Bay Area business owners are frustrated and scared as new shutdown order begins tonight

On San Francisco's Chestnut Street, a sign outside the Campus Bar pretty much summed it up -- "twas the night of the shutdown."

Sunday was the last shift for the city's bartenders and last call.

"I'm bummed out. I'm going to miss my co-workers. I'm going the miss the neighborhood. The community and of course, the paycheck," said campus bartender Nicole Hart.

Across the bay at Maven & Co hair salon in Pleasanton, stylists have been working marathon hours to fit in as many customers as possible before Alameda County's lockdown which begins at midnight.

"It's really scary as a business owner and a mom," says owner Jennifer Hatcher.

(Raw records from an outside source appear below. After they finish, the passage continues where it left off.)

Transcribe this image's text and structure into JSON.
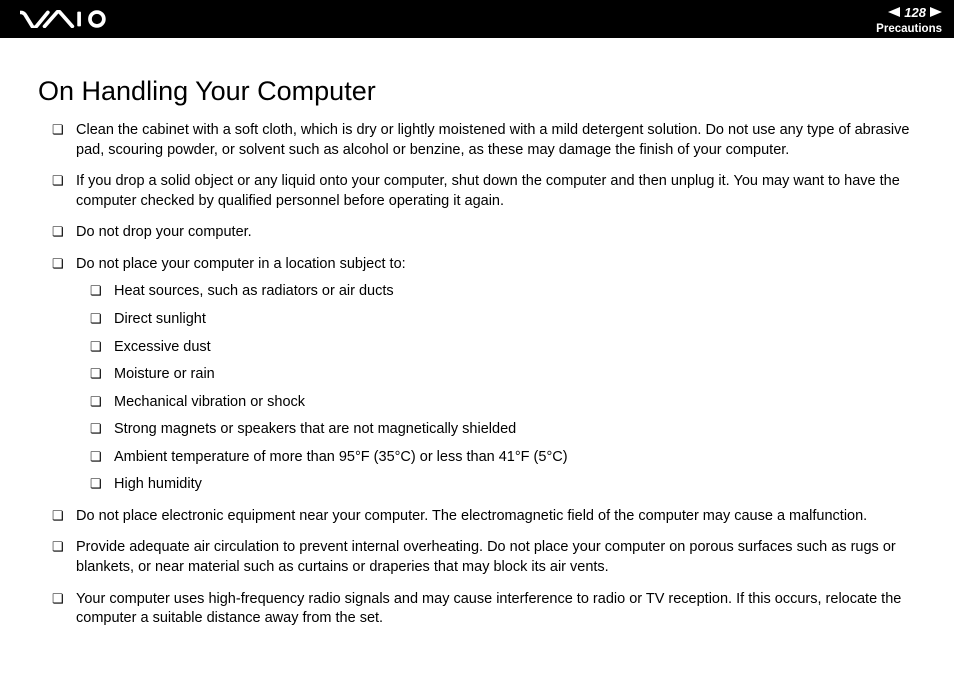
{
  "header": {
    "page_number": "128",
    "section": "Precautions"
  },
  "title": "On Handling Your Computer",
  "bullets": [
    {
      "text": "Clean the cabinet with a soft cloth, which is dry or lightly moistened with a mild detergent solution. Do not use any type of abrasive pad, scouring powder, or solvent such as alcohol or benzine, as these may damage the finish of your computer."
    },
    {
      "text": "If you drop a solid object or any liquid onto your computer, shut down the computer and then unplug it. You may want to have the computer checked by qualified personnel before operating it again."
    },
    {
      "text": "Do not drop your computer."
    },
    {
      "text": "Do not place your computer in a location subject to:",
      "children": [
        "Heat sources, such as radiators or air ducts",
        "Direct sunlight",
        "Excessive dust",
        "Moisture or rain",
        "Mechanical vibration or shock",
        "Strong magnets or speakers that are not magnetically shielded",
        "Ambient temperature of more than 95°F (35°C) or less than 41°F (5°C)",
        "High humidity"
      ]
    },
    {
      "text": "Do not place electronic equipment near your computer. The electromagnetic field of the computer may cause a malfunction."
    },
    {
      "text": "Provide adequate air circulation to prevent internal overheating. Do not place your computer on porous surfaces such as rugs or blankets, or near material such as curtains or draperies that may block its air vents."
    },
    {
      "text": "Your computer uses high-frequency radio signals and may cause interference to radio or TV reception. If this occurs, relocate the computer a suitable distance away from the set."
    }
  ]
}
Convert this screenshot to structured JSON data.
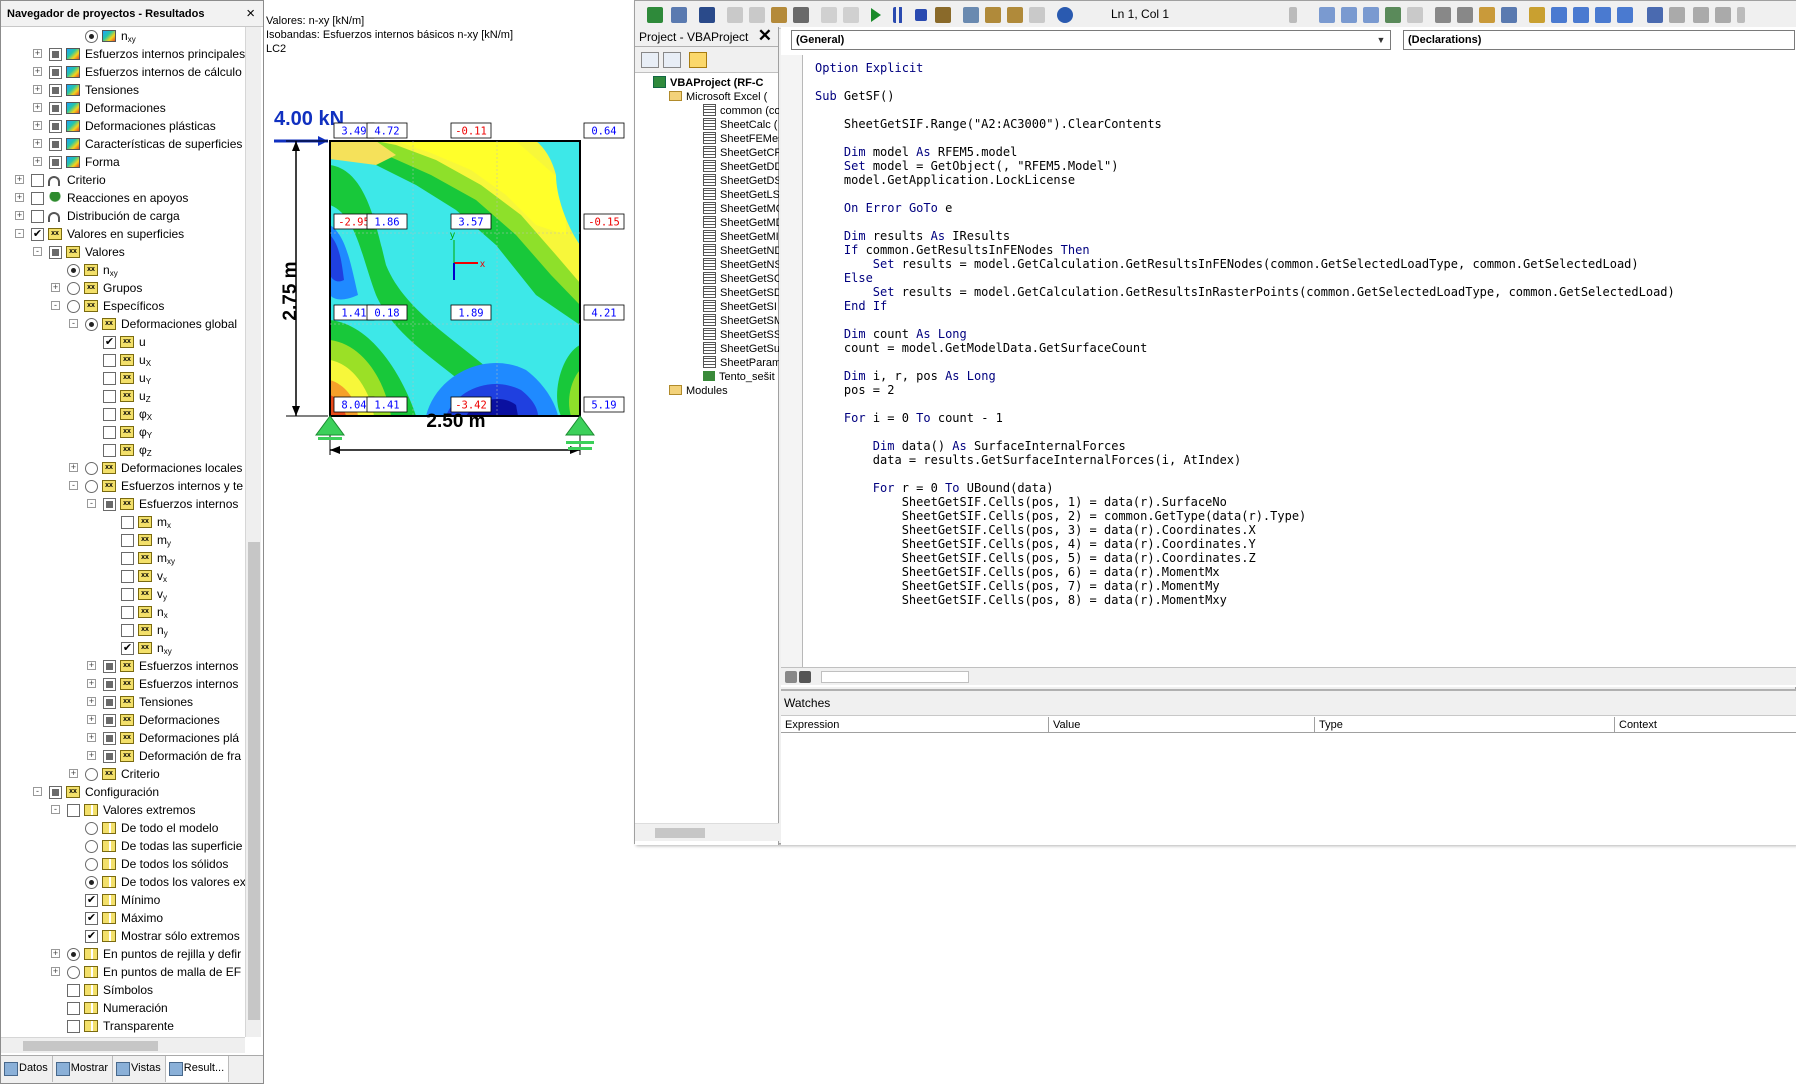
{
  "navigator": {
    "title": "Navegador de proyectos - Resultados",
    "close": "×",
    "rows": [
      {
        "lbl": "n",
        "sub": "xy",
        "lvl": 3,
        "ctl": "rd-on",
        "icon": "tri"
      },
      {
        "lbl": "Esfuerzos internos principales",
        "lvl": 1,
        "exp": "+",
        "ctl": "part",
        "icon": "tri"
      },
      {
        "lbl": "Esfuerzos internos de cálculo",
        "lvl": 1,
        "exp": "+",
        "ctl": "part",
        "icon": "tri"
      },
      {
        "lbl": "Tensiones",
        "lvl": 1,
        "exp": "+",
        "ctl": "part",
        "icon": "tri"
      },
      {
        "lbl": "Deformaciones",
        "lvl": 1,
        "exp": "+",
        "ctl": "part",
        "icon": "tri"
      },
      {
        "lbl": "Deformaciones plásticas",
        "lvl": 1,
        "exp": "+",
        "ctl": "part",
        "icon": "tri"
      },
      {
        "lbl": "Características de superficies",
        "lvl": 1,
        "exp": "+",
        "ctl": "part",
        "icon": "tri"
      },
      {
        "lbl": "Forma",
        "lvl": 1,
        "exp": "+",
        "ctl": "part",
        "icon": "tri"
      },
      {
        "lbl": "Criterio",
        "lvl": 0,
        "exp": "+",
        "ctl": "cb",
        "icon": "arc"
      },
      {
        "lbl": "Reacciones en apoyos",
        "lvl": 0,
        "exp": "+",
        "ctl": "cb",
        "icon": "tree"
      },
      {
        "lbl": "Distribución de carga",
        "lvl": 0,
        "exp": "+",
        "ctl": "cb",
        "icon": "arc"
      },
      {
        "lbl": "Valores en superficies",
        "lvl": 0,
        "exp": "-",
        "ctl": "cb-on",
        "icon": "xx"
      },
      {
        "lbl": "Valores",
        "lvl": 1,
        "exp": "-",
        "ctl": "part",
        "icon": "xx"
      },
      {
        "lbl": "n",
        "sub": "xy",
        "lvl": 2,
        "ctl": "rd-on",
        "icon": "xx"
      },
      {
        "lbl": "Grupos",
        "lvl": 2,
        "exp": "+",
        "ctl": "rd",
        "icon": "xx"
      },
      {
        "lbl": "Específicos",
        "lvl": 2,
        "exp": "-",
        "ctl": "rd",
        "icon": "xx"
      },
      {
        "lbl": "Deformaciones global",
        "lvl": 3,
        "exp": "-",
        "ctl": "rd-on",
        "icon": "xx"
      },
      {
        "lbl": "u",
        "lvl": 4,
        "ctl": "cb-on",
        "icon": "xx"
      },
      {
        "lbl": "u",
        "sub": "X",
        "lvl": 4,
        "ctl": "cb",
        "icon": "xx"
      },
      {
        "lbl": "u",
        "sub": "Y",
        "lvl": 4,
        "ctl": "cb",
        "icon": "xx"
      },
      {
        "lbl": "u",
        "sub": "Z",
        "lvl": 4,
        "ctl": "cb",
        "icon": "xx"
      },
      {
        "lbl": "φ",
        "sub": "X",
        "lvl": 4,
        "ctl": "cb",
        "icon": "xx"
      },
      {
        "lbl": "φ",
        "sub": "Y",
        "lvl": 4,
        "ctl": "cb",
        "icon": "xx"
      },
      {
        "lbl": "φ",
        "sub": "Z",
        "lvl": 4,
        "ctl": "cb",
        "icon": "xx"
      },
      {
        "lbl": "Deformaciones locales",
        "lvl": 3,
        "exp": "+",
        "ctl": "rd",
        "icon": "xx"
      },
      {
        "lbl": "Esfuerzos internos y te",
        "lvl": 3,
        "exp": "-",
        "ctl": "rd",
        "icon": "xx"
      },
      {
        "lbl": "Esfuerzos internos",
        "lvl": 4,
        "exp": "-",
        "ctl": "part",
        "icon": "xx"
      },
      {
        "lbl": "m",
        "sub": "x",
        "lvl": 5,
        "ctl": "cb",
        "icon": "xx"
      },
      {
        "lbl": "m",
        "sub": "y",
        "lvl": 5,
        "ctl": "cb",
        "icon": "xx"
      },
      {
        "lbl": "m",
        "sub": "xy",
        "lvl": 5,
        "ctl": "cb",
        "icon": "xx"
      },
      {
        "lbl": "v",
        "sub": "x",
        "lvl": 5,
        "ctl": "cb",
        "icon": "xx"
      },
      {
        "lbl": "v",
        "sub": "y",
        "lvl": 5,
        "ctl": "cb",
        "icon": "xx"
      },
      {
        "lbl": "n",
        "sub": "x",
        "lvl": 5,
        "ctl": "cb",
        "icon": "xx"
      },
      {
        "lbl": "n",
        "sub": "y",
        "lvl": 5,
        "ctl": "cb",
        "icon": "xx"
      },
      {
        "lbl": "n",
        "sub": "xy",
        "lvl": 5,
        "ctl": "cb-on",
        "icon": "xx"
      },
      {
        "lbl": "Esfuerzos internos",
        "lvl": 4,
        "exp": "+",
        "ctl": "part",
        "icon": "xx"
      },
      {
        "lbl": "Esfuerzos internos",
        "lvl": 4,
        "exp": "+",
        "ctl": "part",
        "icon": "xx"
      },
      {
        "lbl": "Tensiones",
        "lvl": 4,
        "exp": "+",
        "ctl": "part",
        "icon": "xx"
      },
      {
        "lbl": "Deformaciones",
        "lvl": 4,
        "exp": "+",
        "ctl": "part",
        "icon": "xx"
      },
      {
        "lbl": "Deformaciones plá",
        "lvl": 4,
        "exp": "+",
        "ctl": "part",
        "icon": "xx"
      },
      {
        "lbl": "Deformación de fra",
        "lvl": 4,
        "exp": "+",
        "ctl": "part",
        "icon": "xx"
      },
      {
        "lbl": "Criterio",
        "lvl": 3,
        "exp": "+",
        "ctl": "rd",
        "icon": "xx"
      },
      {
        "lbl": "Configuración",
        "lvl": 1,
        "exp": "-",
        "ctl": "part",
        "icon": "xx"
      },
      {
        "lbl": "Valores extremos",
        "lvl": 2,
        "exp": "-",
        "ctl": "cb",
        "icon": "grid4"
      },
      {
        "lbl": "De todo el modelo",
        "lvl": 3,
        "ctl": "rd",
        "icon": "grid4"
      },
      {
        "lbl": "De todas las superficie",
        "lvl": 3,
        "ctl": "rd",
        "icon": "grid4"
      },
      {
        "lbl": "De todos los sólidos",
        "lvl": 3,
        "ctl": "rd",
        "icon": "grid4"
      },
      {
        "lbl": "De todos los valores ex",
        "lvl": 3,
        "ctl": "rd-on",
        "icon": "grid4"
      },
      {
        "lbl": "Mínimo",
        "lvl": 3,
        "ctl": "cb-on",
        "icon": "grid4"
      },
      {
        "lbl": "Máximo",
        "lvl": 3,
        "ctl": "cb-on",
        "icon": "grid4"
      },
      {
        "lbl": "Mostrar sólo extremos",
        "lvl": 3,
        "ctl": "cb-on",
        "icon": "grid4"
      },
      {
        "lbl": "En puntos de rejilla y defir",
        "lvl": 2,
        "exp": "+",
        "ctl": "rd-on",
        "icon": "grid4"
      },
      {
        "lbl": "En puntos de malla de EF",
        "lvl": 2,
        "exp": "+",
        "ctl": "rd",
        "icon": "grid4"
      },
      {
        "lbl": "Símbolos",
        "lvl": 2,
        "ctl": "cb",
        "icon": "grid4"
      },
      {
        "lbl": "Numeración",
        "lvl": 2,
        "ctl": "cb",
        "icon": "grid4"
      },
      {
        "lbl": "Transparente",
        "lvl": 2,
        "ctl": "cb",
        "icon": "grid4"
      }
    ],
    "tabs": [
      "Datos",
      "Mostrar",
      "Vistas",
      "Result..."
    ]
  },
  "plot": {
    "line1": "Valores: n-xy [kN/m]",
    "line2": "Isobandas: Esfuerzos internos básicos n-xy [kN/m]",
    "line3": "LC2",
    "load": "4.00 kN",
    "height": "2.75 m",
    "width": "2.50 m",
    "axis_x": "x",
    "axis_y": "y",
    "values": [
      {
        "t": "3.49",
        "c": "#00f"
      },
      {
        "t": "4.72",
        "c": "#00f"
      },
      {
        "t": "-0.11",
        "c": "#e00"
      },
      {
        "t": "0.64",
        "c": "#00f"
      },
      {
        "t": "-2.95",
        "c": "#e00"
      },
      {
        "t": "1.86",
        "c": "#00f"
      },
      {
        "t": "3.57",
        "c": "#00f"
      },
      {
        "t": "-0.15",
        "c": "#e00"
      },
      {
        "t": "1.41",
        "c": "#00f"
      },
      {
        "t": "0.18",
        "c": "#00f"
      },
      {
        "t": "1.89",
        "c": "#00f"
      },
      {
        "t": "4.21",
        "c": "#00f"
      },
      {
        "t": "8.04",
        "c": "#00f"
      },
      {
        "t": "1.41",
        "c": "#00f"
      },
      {
        "t": "-3.42",
        "c": "#e00"
      },
      {
        "t": "5.19",
        "c": "#00f"
      }
    ]
  },
  "vbe": {
    "position": "Ln 1, Col 1",
    "project_title": "Project - VBAProject",
    "project_items": [
      "VBAProject (RF-C",
      "Microsoft Excel (",
      "common (co",
      "SheetCalc (",
      "SheetFEMes",
      "SheetGetCR",
      "SheetGetDD",
      "SheetGetDS",
      "SheetGetLS",
      "SheetGetMC",
      "SheetGetMD",
      "SheetGetMI",
      "SheetGetND",
      "SheetGetNS",
      "SheetGetSC",
      "SheetGetSD",
      "SheetGetSI",
      "SheetGetSM",
      "SheetGetSS",
      "SheetGetSu",
      "SheetParam",
      "Tento_sešit",
      "Modules"
    ],
    "combo_left": "(General)",
    "combo_right": "(Declarations)",
    "code": [
      "Option Explicit",
      "",
      "Sub GetSF()",
      "",
      "    SheetGetSIF.Range(\"A2:AC3000\").ClearContents",
      "",
      "    Dim model As RFEM5.model",
      "    Set model = GetObject(, \"RFEM5.Model\")",
      "    model.GetApplication.LockLicense",
      "",
      "    On Error GoTo e",
      "",
      "    Dim results As IResults",
      "    If common.GetResultsInFENodes Then",
      "        Set results = model.GetCalculation.GetResultsInFENodes(common.GetSelectedLoadType, common.GetSelectedLoad)",
      "    Else",
      "        Set results = model.GetCalculation.GetResultsInRasterPoints(common.GetSelectedLoadType, common.GetSelectedLoad)",
      "    End If",
      "",
      "    Dim count As Long",
      "    count = model.GetModelData.GetSurfaceCount",
      "",
      "    Dim i, r, pos As Long",
      "    pos = 2",
      "",
      "    For i = 0 To count - 1",
      "",
      "        Dim data() As SurfaceInternalForces",
      "        data = results.GetSurfaceInternalForces(i, AtIndex)",
      "",
      "        For r = 0 To UBound(data)",
      "            SheetGetSIF.Cells(pos, 1) = data(r).SurfaceNo",
      "            SheetGetSIF.Cells(pos, 2) = common.GetType(data(r).Type)",
      "            SheetGetSIF.Cells(pos, 3) = data(r).Coordinates.X",
      "            SheetGetSIF.Cells(pos, 4) = data(r).Coordinates.Y",
      "            SheetGetSIF.Cells(pos, 5) = data(r).Coordinates.Z",
      "            SheetGetSIF.Cells(pos, 6) = data(r).MomentMx",
      "            SheetGetSIF.Cells(pos, 7) = data(r).MomentMy",
      "            SheetGetSIF.Cells(pos, 8) = data(r).MomentMxy"
    ],
    "watches_title": "Watches",
    "watch_cols": [
      "Expression",
      "Value",
      "Type",
      "Context"
    ]
  }
}
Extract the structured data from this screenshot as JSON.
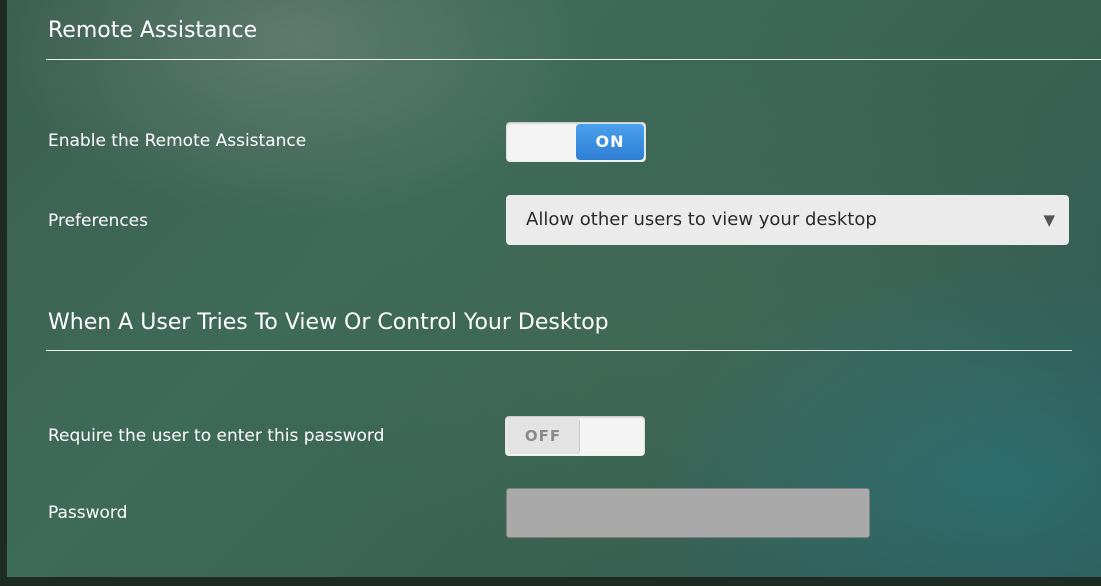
{
  "remote_assistance": {
    "section_title": "Remote Assistance",
    "enable_label": "Enable the Remote Assistance",
    "enable_toggle_state": "ON",
    "preferences_label": "Preferences",
    "preferences_selected": "Allow other users to view your desktop",
    "dropdown_arrow": "▼"
  },
  "control_section": {
    "section_title": "When A User Tries To View Or Control Your Desktop",
    "require_password_label": "Require the user to enter this password",
    "require_password_toggle_state": "OFF",
    "password_label": "Password",
    "password_value": ""
  },
  "colors": {
    "toggle_on": "#3a8ee0",
    "toggle_off_text": "#8a8a8a",
    "password_field_disabled": "#a9a9a9"
  }
}
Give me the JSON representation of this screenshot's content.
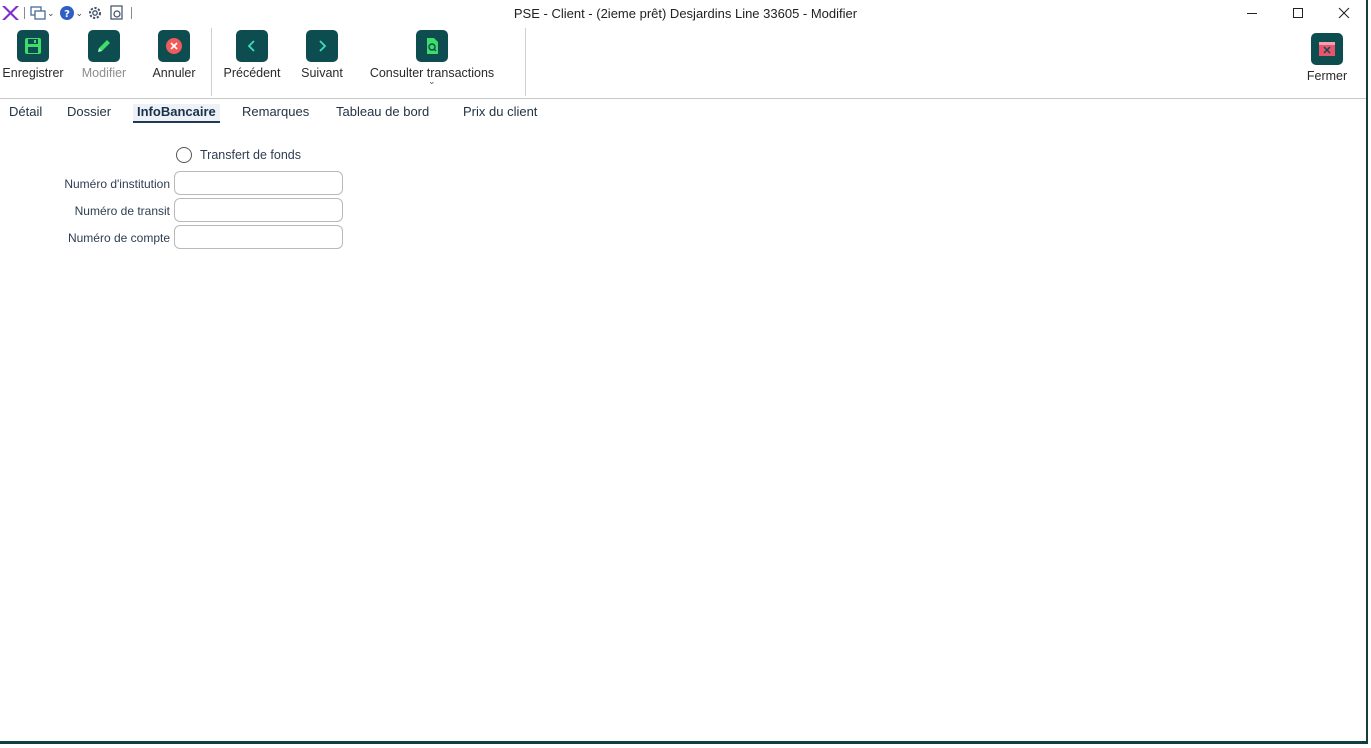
{
  "window": {
    "title": "PSE - Client - (2ieme prêt) Desjardins Line 33605 - Modifier",
    "accent_color": "#0d4d4f",
    "logo_color": "#7b2fd0"
  },
  "quick_access": {
    "icons": [
      "app-logo-icon",
      "windows-icon",
      "help-icon",
      "settings-icon",
      "document-icon"
    ]
  },
  "ribbon": {
    "save_label": "Enregistrer",
    "modify_label": "Modifier",
    "cancel_label": "Annuler",
    "previous_label": "Précédent",
    "next_label": "Suivant",
    "consult_label": "Consulter transactions",
    "close_label": "Fermer"
  },
  "tabs": [
    {
      "label": "Détail"
    },
    {
      "label": "Dossier"
    },
    {
      "label": "InfoBancaire",
      "active": true
    },
    {
      "label": "Remarques"
    },
    {
      "label": "Tableau de bord"
    },
    {
      "label": "Prix du client"
    }
  ],
  "form": {
    "fund_transfer_label": "Transfert de fonds",
    "fund_transfer_checked": false,
    "institution_label": "Numéro d'institution",
    "institution_value": "",
    "transit_label": "Numéro de transit",
    "transit_value": "",
    "account_label": "Numéro de compte",
    "account_value": ""
  }
}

Maven has spent money to protect against spreading COVID-19. But all hair and nail salons there must stop operating indoors temporarily under the latest public health order, which also includes all indoor and outdoor dining, movie theaters, museums, and more.

"People making these decisions at the very least are just misinformed about the sanitation procedures that we take," says Hatcher.

"Us wearing masks, they take our temperature. I feel so much more safe coming here then going to Target or Walmart," says customer Mia Reece

At Diablo CrossFit in Pleasant Hill, the owner is openly defying an earlier public health order that bans gyms in Contra Costa County from operating indoors.

The county has fined the gym a total of $1,750.

"Our plan is to be open tomorrow and be open the next day. We've received three fines from the county. I expect they will be back," says owner Craig Howard.

Customers have started a GoFundMe campaign to pay for any citations.

Howard says the high ceilings, and large commercial fans, and other measures make his gym as safe as if it was outdoors.

"I know for a fact it is better than your grocery store or Home Depot or Lowe's," Howard says.

Infectious disease specialist dr. Peter Chin Hong from UC San Francisco says with covid hospitalizations soaring, safety measures are necessary. He also says, there is no specific data linking outbreaks to hair salons or gyms.

"This is more pro-active. Not only prevention. It is kind of an emergency situation right now," says Chin Hong.

The lockdown is supposed to last three weeks. But that is not set in stone.